Johann Wilhelm Klein (11 April 1765, Alerheim at Nördlingen - 12 May 1848, Vienna) was a pioneer of education for blind people.

Early life[edit]

After his early years he attended high school and then studied law at the Karlsschule in Stuttgart. After completing his studies, earning his living, first as secretary for the princely office in Upper Alerheim. The Napoleonic conquests brought great misery and destitution to the hometown of Klein. In 1799, he travelled by ship to the Vienna, where he spent the rest of his life. The progressive conditions in Austria under Emperor Joseph II may have attracted him. Little is known about the first four years in Vienna. What is known is that he lived in very poor economic conditions, as a tutor to the son of Count of Wallis. Volunteering, he was drafted as a district director for the poor, and so had to deal with many blind people, who made up a large proportion of the poor.

Career[edit]

On 13 May 1804 Klein began to teach a young blind man, James Brown, at home, with government support. Thus arose the first blind institute in Germany. Klein's mission in life was now the care of the blind, the education and career guidance to make it in the world of work. in 1807 Klein presented his Stachelschrift, a printing device with which he could type the upper-case letters of the Latin script and create marks in dotted form in the paper. For the blind this writing was not easy to read and to write by hand was hard even for the sighted. Klein rejected Braille because of their dissimilarity from the script of the sighted. In 1826 he erected in Josefstadt a suburb of Vienna, a "supply and employment institution for adult blind". Amidst the turmoil of civil war in 1848, Klein died of pneumonia on 12 May, the age of 83. He was later reburied in a grave of honour at the Vienna Central Cemetery (Group 0, row 1, section 19).

Works[edit]
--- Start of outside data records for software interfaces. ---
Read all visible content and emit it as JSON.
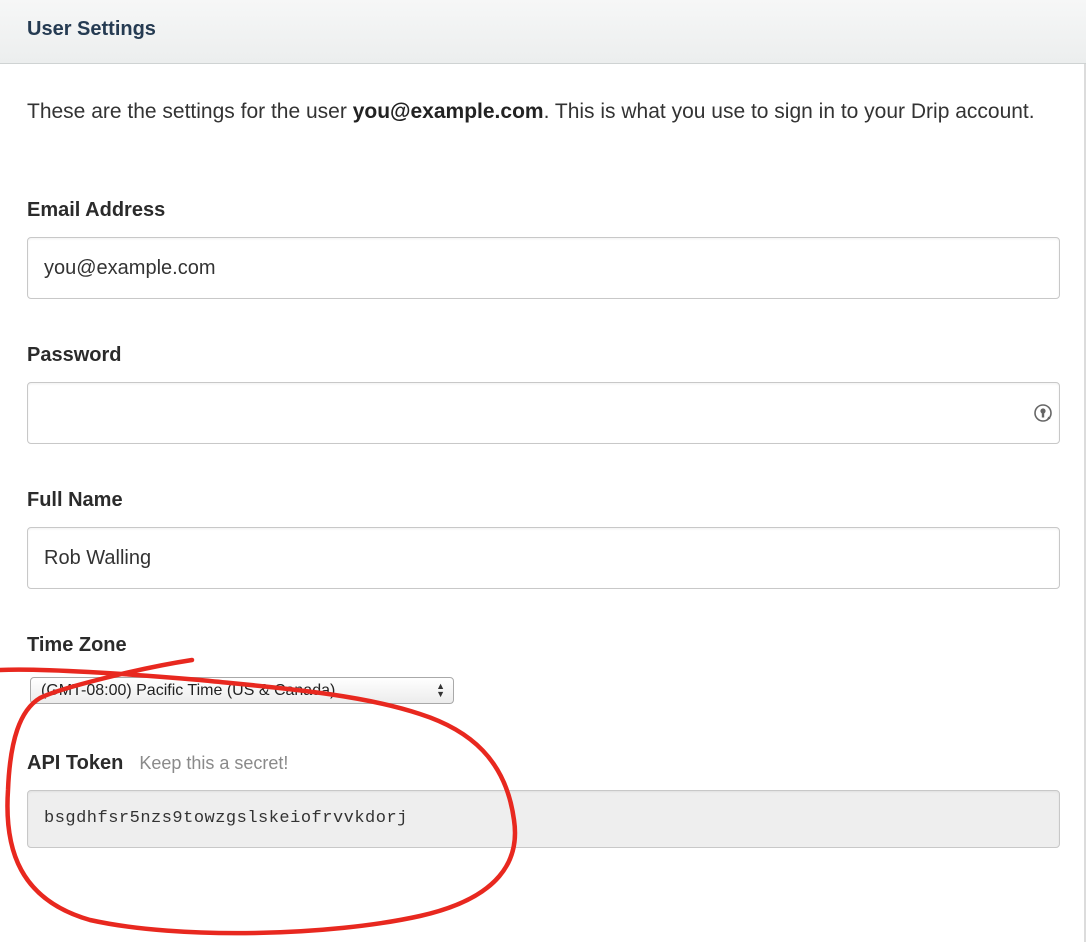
{
  "header": {
    "title": "User Settings"
  },
  "intro": {
    "text_before": "These are the settings for the user ",
    "email": "you@example.com",
    "text_after": ". This is what you use to sign in to your Drip account."
  },
  "fields": {
    "email": {
      "label": "Email Address",
      "value": "you@example.com"
    },
    "password": {
      "label": "Password",
      "value": "",
      "icon": "password-key-icon"
    },
    "full_name": {
      "label": "Full Name",
      "value": "Rob Walling"
    },
    "time_zone": {
      "label": "Time Zone",
      "selected": "(GMT-08:00) Pacific Time (US & Canada)"
    },
    "api_token": {
      "label": "API Token",
      "hint": "Keep this a secret!",
      "value": "bsgdhfsr5nzs9towzgslskeiofrvvkdorj"
    }
  },
  "annotation": {
    "shape": "hand-drawn circle",
    "color": "#e8281f"
  }
}
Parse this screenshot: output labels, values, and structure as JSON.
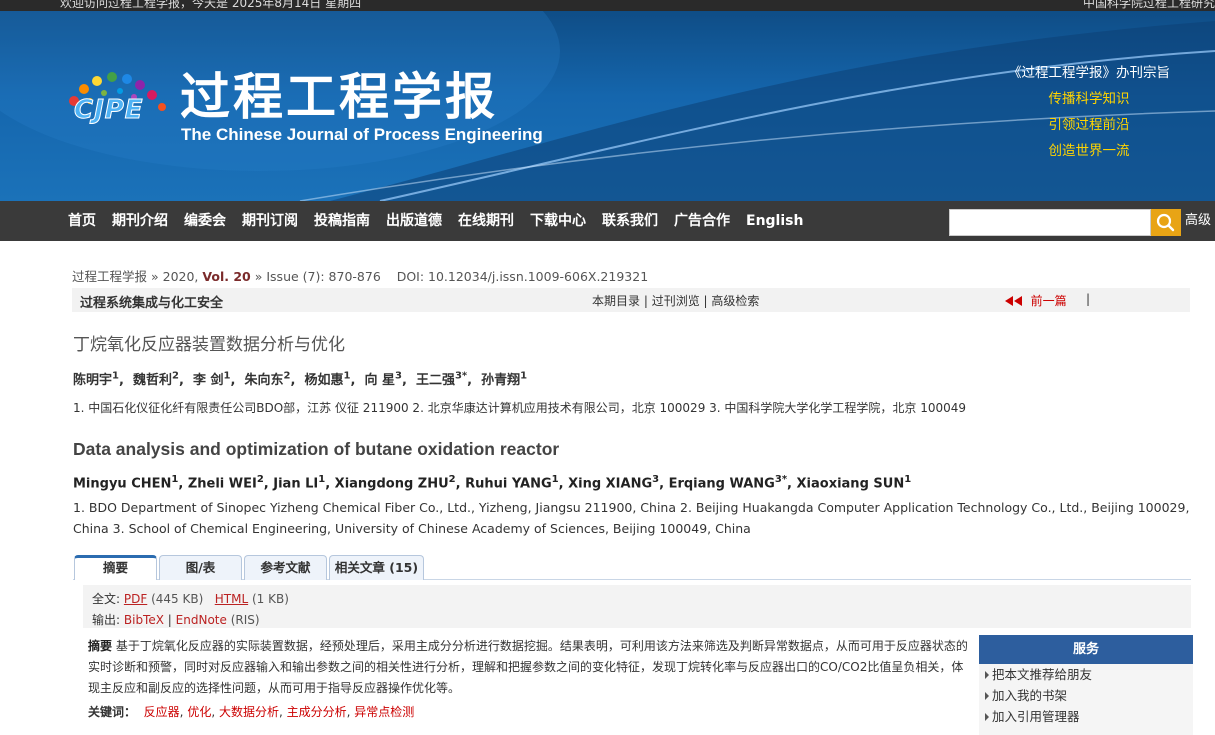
{
  "topbar": {
    "left": "欢迎访问过程工程学报，今天是 2025年8月14日 星期四",
    "right": "中国科学院过程工程研究"
  },
  "header": {
    "logo_text": "CJPE",
    "title_cn": "过程工程学报",
    "title_en": "The Chinese Journal of Process Engineering",
    "motto_head": "《过程工程学报》办刊宗旨",
    "motto_lines": [
      "传播科学知识",
      "引领过程前沿",
      "创造世界一流"
    ]
  },
  "nav": {
    "items": [
      "首页",
      "期刊介绍",
      "编委会",
      "期刊订阅",
      "投稿指南",
      "出版道德",
      "在线期刊",
      "下载中心",
      "联系我们",
      "广告合作",
      "English"
    ],
    "search_placeholder": "",
    "advanced_label": "高级"
  },
  "breadcrumb": {
    "journal": "过程工程学报",
    "year_prefix": "» 2020,",
    "vol": "Vol. 20",
    "issue": "» Issue (7): 870-876",
    "doi": "DOI: 10.12034/j.issn.1009-606X.219321"
  },
  "section_bar": {
    "section": "过程系统集成与化工安全",
    "links": [
      "本期目录",
      "过刊浏览",
      "高级检索"
    ],
    "prev": "前一篇",
    "sep": "|"
  },
  "article": {
    "title_cn": "丁烷氧化反应器装置数据分析与优化",
    "authors_cn": [
      {
        "name": "陈明宇",
        "sup": "1"
      },
      {
        "name": "魏哲利",
        "sup": "2"
      },
      {
        "name": "李 剑",
        "sup": "1"
      },
      {
        "name": "朱向东",
        "sup": "2"
      },
      {
        "name": "杨如惠",
        "sup": "1"
      },
      {
        "name": "向 星",
        "sup": "3"
      },
      {
        "name": "王二强",
        "sup": "3*"
      },
      {
        "name": "孙青翔",
        "sup": "1"
      }
    ],
    "affil_cn": "1. 中国石化仪征化纤有限责任公司BDO部，江苏 仪征 211900 2. 北京华康达计算机应用技术有限公司，北京 100029 3. 中国科学院大学化学工程学院，北京 100049",
    "title_en": "Data analysis and optimization of butane oxidation reactor",
    "authors_en": [
      {
        "name": "Mingyu CHEN",
        "sup": "1"
      },
      {
        "name": "Zheli WEI",
        "sup": "2"
      },
      {
        "name": "Jian LI",
        "sup": "1"
      },
      {
        "name": "Xiangdong ZHU",
        "sup": "2"
      },
      {
        "name": "Ruhui YANG",
        "sup": "1"
      },
      {
        "name": "Xing XIANG",
        "sup": "3"
      },
      {
        "name": "Erqiang WANG",
        "sup": "3*"
      },
      {
        "name": "Xiaoxiang SUN",
        "sup": "1"
      }
    ],
    "affil_en": "1. BDO Department of Sinopec Yizheng Chemical Fiber Co., Ltd., Yizheng, Jiangsu 211900, China 2. Beijing Huakangda Computer Application Technology Co., Ltd., Beijing 100029, China 3. School of Chemical Engineering, University of Chinese Academy of Sciences, Beijing 100049, China"
  },
  "tabs": [
    "摘要",
    "图/表",
    "参考文献",
    "相关文章 (15)"
  ],
  "downloads": {
    "fulltext_label": "全文:",
    "pdf": "PDF",
    "pdf_size": "(445 KB)",
    "html": "HTML",
    "html_size": "(1 KB)",
    "export_label": "输出:",
    "bibtex": "BibTeX",
    "pipe": "|",
    "endnote": "EndNote",
    "ris": "(RIS)"
  },
  "abstract": {
    "label": "摘要",
    "text": "基于丁烷氧化反应器的实际装置数据，经预处理后，采用主成分分析进行数据挖掘。结果表明，可利用该方法来筛选及判断异常数据点，从而可用于反应器状态的实时诊断和预警，同时对反应器输入和输出参数之间的相关性进行分析，理解和把握参数之间的变化特征，发现丁烷转化率与反应器出口的CO/CO2比值呈负相关，体现主反应和副反应的选择性问题，从而可用于指导反应器操作优化等。",
    "kw_label": "关键词：",
    "keywords": [
      "反应器",
      "优化",
      "大数据分析",
      "主成分分析",
      "异常点检测"
    ]
  },
  "services": {
    "head": "服务",
    "items": [
      "把本文推荐给朋友",
      "加入我的书架",
      "加入引用管理器"
    ]
  }
}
In 1819 he wrote a Textbook for Instruction of the Blind, which was published in Vienna.[1] This was considered as a guide for generations of blind teachers.

Bibliography[edit]

References[edit]

  1. ^ The Yorkshire Observer, January 4, 1828, p.74

External links[edit]